■ EXERCISE DESCRIPTION: Search the entries for the word "more" and return every line where it is found.
RECORDS FOR THE EXERCISE section start
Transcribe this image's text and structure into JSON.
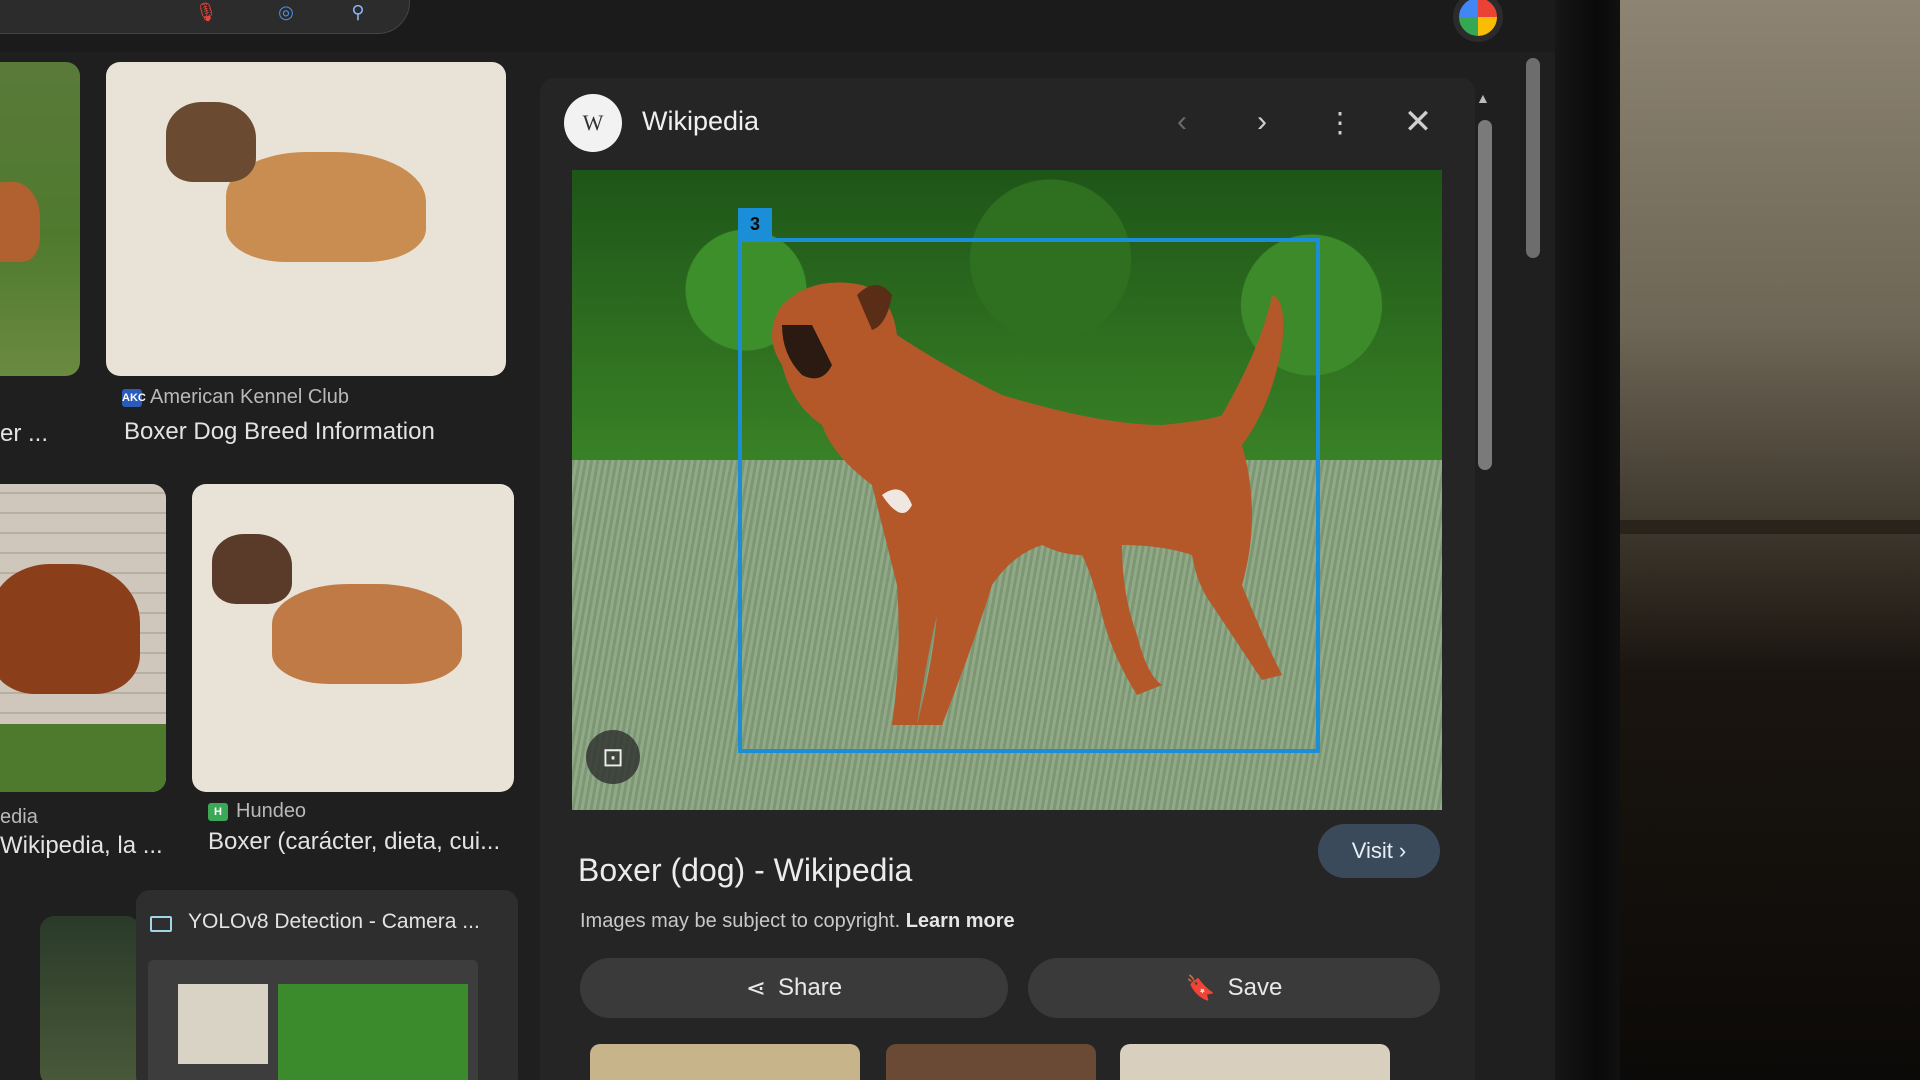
{
  "grid": {
    "row1": {
      "left_title": "er ...",
      "card2_source": "American Kennel Club",
      "card2_source_badge": "AKC",
      "card2_title": "Boxer Dog Breed Information"
    },
    "row2": {
      "left_source": "edia",
      "left_title": "Wikipedia, la ...",
      "card2_source": "Hundeo",
      "card2_source_badge": "H",
      "card2_title": "Boxer (carácter, dieta, cui..."
    },
    "row3": {
      "card_title": "YOLOv8 Detection - Camera ..."
    }
  },
  "panel": {
    "source_name": "Wikipedia",
    "logo_letter": "W",
    "detection_label": "3",
    "title": "Boxer (dog) - Wikipedia",
    "visit_label": "Visit",
    "copyright_text": "Images may be subject to copyright.",
    "learn_more": "Learn more",
    "share_label": "Share",
    "save_label": "Save"
  },
  "icons": {
    "mic": "microphone-icon",
    "lens": "google-lens-icon",
    "search": "search-icon",
    "apps": "apps-grid-icon",
    "prev": "chevron-left-icon",
    "next": "chevron-right-icon",
    "more": "more-vert-icon",
    "close": "close-icon"
  },
  "colors": {
    "detection_box": "#1a8fd8",
    "visit_button": "#3b4a5a",
    "panel_bg": "#252525"
  }
}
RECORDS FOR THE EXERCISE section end
■ SOLUTION BELOW:
    "learn_more": "Learn more",
    "more": "more-vert-icon",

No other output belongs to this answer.